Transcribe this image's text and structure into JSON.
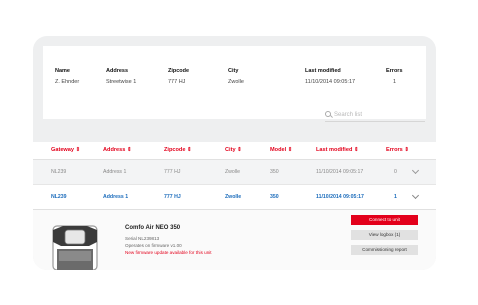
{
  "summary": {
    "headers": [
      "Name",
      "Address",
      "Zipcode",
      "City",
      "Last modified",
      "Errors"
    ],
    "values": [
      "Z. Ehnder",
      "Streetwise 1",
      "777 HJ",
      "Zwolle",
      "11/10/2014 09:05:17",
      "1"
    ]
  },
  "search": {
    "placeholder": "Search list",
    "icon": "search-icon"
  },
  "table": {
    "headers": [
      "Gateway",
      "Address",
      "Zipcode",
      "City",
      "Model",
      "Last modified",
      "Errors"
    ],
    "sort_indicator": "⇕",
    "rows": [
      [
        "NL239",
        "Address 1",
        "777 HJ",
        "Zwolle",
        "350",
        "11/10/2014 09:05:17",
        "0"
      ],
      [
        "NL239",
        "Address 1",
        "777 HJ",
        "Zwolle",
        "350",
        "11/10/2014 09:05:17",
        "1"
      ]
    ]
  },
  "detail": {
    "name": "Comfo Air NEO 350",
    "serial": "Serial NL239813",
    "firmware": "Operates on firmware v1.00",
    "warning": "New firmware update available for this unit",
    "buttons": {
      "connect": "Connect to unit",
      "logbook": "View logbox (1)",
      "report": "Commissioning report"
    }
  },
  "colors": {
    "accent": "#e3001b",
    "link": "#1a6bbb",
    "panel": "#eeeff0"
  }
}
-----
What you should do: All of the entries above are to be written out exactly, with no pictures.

Answer box:
Transcribe this image's text and structure into JSON.
{
  "summary": {
    "headers": [
      "Name",
      "Address",
      "Zipcode",
      "City",
      "Last modified",
      "Errors"
    ],
    "values": [
      "Z. Ehnder",
      "Streetwise 1",
      "777 HJ",
      "Zwolle",
      "11/10/2014 09:05:17",
      "1"
    ]
  },
  "search": {
    "placeholder": "Search list",
    "icon": "search-icon"
  },
  "table": {
    "headers": [
      "Gateway",
      "Address",
      "Zipcode",
      "City",
      "Model",
      "Last modified",
      "Errors"
    ],
    "sort_indicator": "⇕",
    "rows": [
      [
        "NL239",
        "Address 1",
        "777 HJ",
        "Zwolle",
        "350",
        "11/10/2014 09:05:17",
        "0"
      ],
      [
        "NL239",
        "Address 1",
        "777 HJ",
        "Zwolle",
        "350",
        "11/10/2014 09:05:17",
        "1"
      ]
    ]
  },
  "detail": {
    "name": "Comfo Air NEO 350",
    "serial": "Serial NL239813",
    "firmware": "Operates on firmware v1.00",
    "warning": "New firmware update available for this unit",
    "buttons": {
      "connect": "Connect to unit",
      "logbook": "View logbox (1)",
      "report": "Commissioning report"
    }
  },
  "colors": {
    "accent": "#e3001b",
    "link": "#1a6bbb",
    "panel": "#eeeff0"
  }
}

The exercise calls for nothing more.